SAN FRANCISCO (KRON) — Starting on September 11, Bay Area Rapid Transit will have a new service plan streamlining with riders’ post-pandemic commute patterns. BART’s goal is to make public transit more attractive and efficient after ridership numbers plummeted in recent years.

One of the biggest changes includes more service on nights and weekends without 30-minute wait times. “No BART rider will wait more than 20 minutes for a scheduled train, no matter what hour of the day, or day of the week,” BART officials wrote.

Service on the busiest weekday line, the Yellow Line, is increasing so that trains arrive every 10 minutes from Pittsburg/Bay Point.

Only the newest trains, dubbed “Fleet of the Future,” will run for the base schedule. Old trains, known as “Legacy Trains,” will retire. BART Chief Communications Officer Alicia Trost said “Fleet of the Future” trains are cleaner, have better surveillance cameras, and are more efficient than the old trains.

BART provided examples of what its new service schedule means for riders:

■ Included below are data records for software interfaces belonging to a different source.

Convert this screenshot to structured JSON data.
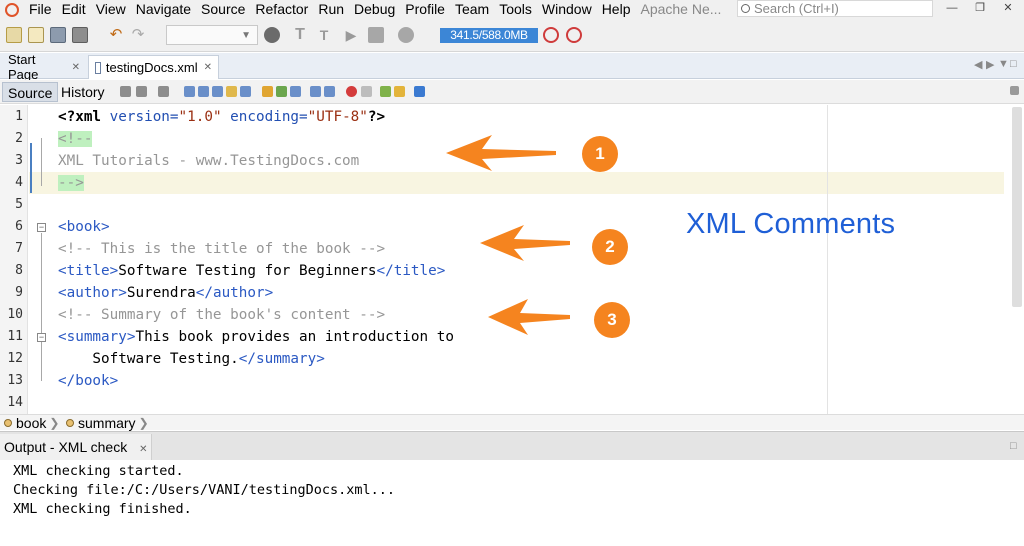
{
  "menubar": {
    "items": [
      "File",
      "Edit",
      "View",
      "Navigate",
      "Source",
      "Refactor",
      "Run",
      "Debug",
      "Profile",
      "Team",
      "Tools",
      "Window",
      "Help"
    ],
    "app_name": "Apache Ne...",
    "search_placeholder": "Search (Ctrl+I)"
  },
  "toolbar": {
    "memory": "341.5/588.0MB",
    "icons": [
      "new-project-icon",
      "new-file-icon",
      "open-project-icon",
      "save-all-icon",
      "undo-icon",
      "redo-icon",
      "config-combo",
      "globe-icon",
      "hammer-icon",
      "clean-build-icon",
      "run-icon",
      "debug-icon",
      "profile-icon",
      "gc-icon",
      "gc-reset-icon"
    ]
  },
  "editor_tabs": {
    "tabs": [
      {
        "label": "Start Page"
      },
      {
        "label": "testingDocs.xml"
      }
    ]
  },
  "editor_subtabs": {
    "source": "Source",
    "history": "History"
  },
  "code_lines": [
    {
      "num": "1"
    },
    {
      "num": "2"
    },
    {
      "num": "3"
    },
    {
      "num": "4"
    },
    {
      "num": "5"
    },
    {
      "num": "6"
    },
    {
      "num": "7"
    },
    {
      "num": "8"
    },
    {
      "num": "9"
    },
    {
      "num": "10"
    },
    {
      "num": "11"
    },
    {
      "num": "12"
    },
    {
      "num": "13"
    },
    {
      "num": "14"
    }
  ],
  "code": {
    "l1_decl_open": "<?xml",
    "l1_attr1": " version=",
    "l1_val1": "\"1.0\"",
    "l1_attr2": " encoding=",
    "l1_val2": "\"UTF-8\"",
    "l1_decl_close": "?>",
    "l2": "<!--",
    "l3": "XML Tutorials - www.TestingDocs.com",
    "l4": "-->",
    "l6": "<book>",
    "l7": "<!-- This is the title of the book -->",
    "l8_open": "<title>",
    "l8_text": "Software Testing for Beginners",
    "l8_close": "</title>",
    "l9_open": "<author>",
    "l9_text": "Surendra",
    "l9_close": "</author>",
    "l10": "<!-- Summary of the book's content -->",
    "l11_open": "<summary>",
    "l11_text": "This book provides an introduction to",
    "l12_text": "    Software Testing.",
    "l12_close": "</summary>",
    "l13": "</book>"
  },
  "annotations": {
    "badges": [
      "1",
      "2",
      "3"
    ],
    "title": "XML Comments",
    "accent": "#f5841f",
    "title_color": "#1f5fd6"
  },
  "breadcrumb": {
    "items": [
      "book",
      "summary"
    ]
  },
  "output": {
    "tab_label": "Output - XML check",
    "lines": [
      "XML checking started.",
      "Checking file:/C:/Users/VANI/testingDocs.xml...",
      "XML checking finished."
    ]
  }
}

  • People who live near Pittsburg, Concord, Walnut Creek, and Lafayette along parts of Highways 4, 680, and 24, will have 10-minute BART service to San Francisco, Berkeley, and Richmond until 9 p.m. on weekdays.
  • People who live near Milpitas, Fremont, Union City, and other areas near Highway 880 will have 10-minute BART service to San Francisco until 9 p.m.
  • On weekends until 9 pm, the Richmond Line (Richmond – MacArthur) and the Berryessa Line (Lake Merritt – Berryessa) will have trains every 10 minutes that will get you to San Francisco.

Prior to the pandemic, BART served 405,000 trips on an average weekday. Today, BART is still struggling with unprecedented ridership pattern changes, partially due to remote work trends around the Bay Area.

BART General Manager Bob Powers is asking Bay Area residents to give trains a second chance. Powers said, “If you haven’t tried BART in the last few months, I encourage you to ditch your car for the day. We’ve made many improvements. We’ve made a commitment to a cleaner, safer ride that guarantees BART remains the safest way to travel.”

The Bay Area Council recently conducted interviews with 1,000 people from around the Bay Area and found 49 percent had a negative opinion about BART. The survey found that safety concerns were the primary reasons why people didn’t want to ride. Only 17% felt safe on the trains, and only 16% described the transit system as clean.

BART officials said female riders expressed feeling unsafe when cars are empty. In a move to enhance safety, trains will run shorter with fewer cars. Taller, stronger fare gates are being installed to deter fare evaders from hitching free rides. The transit agency is also doubling its police officer presence systemwide with more officers riding on trains.

BART’s new service schedule can be viewed and downloaded above.

The heavy-rail public transit system connects five counties — San Francisco, San Mateo, Alameda, Contra Costa, and Santa Clara — with 131 miles of track and 50 stations.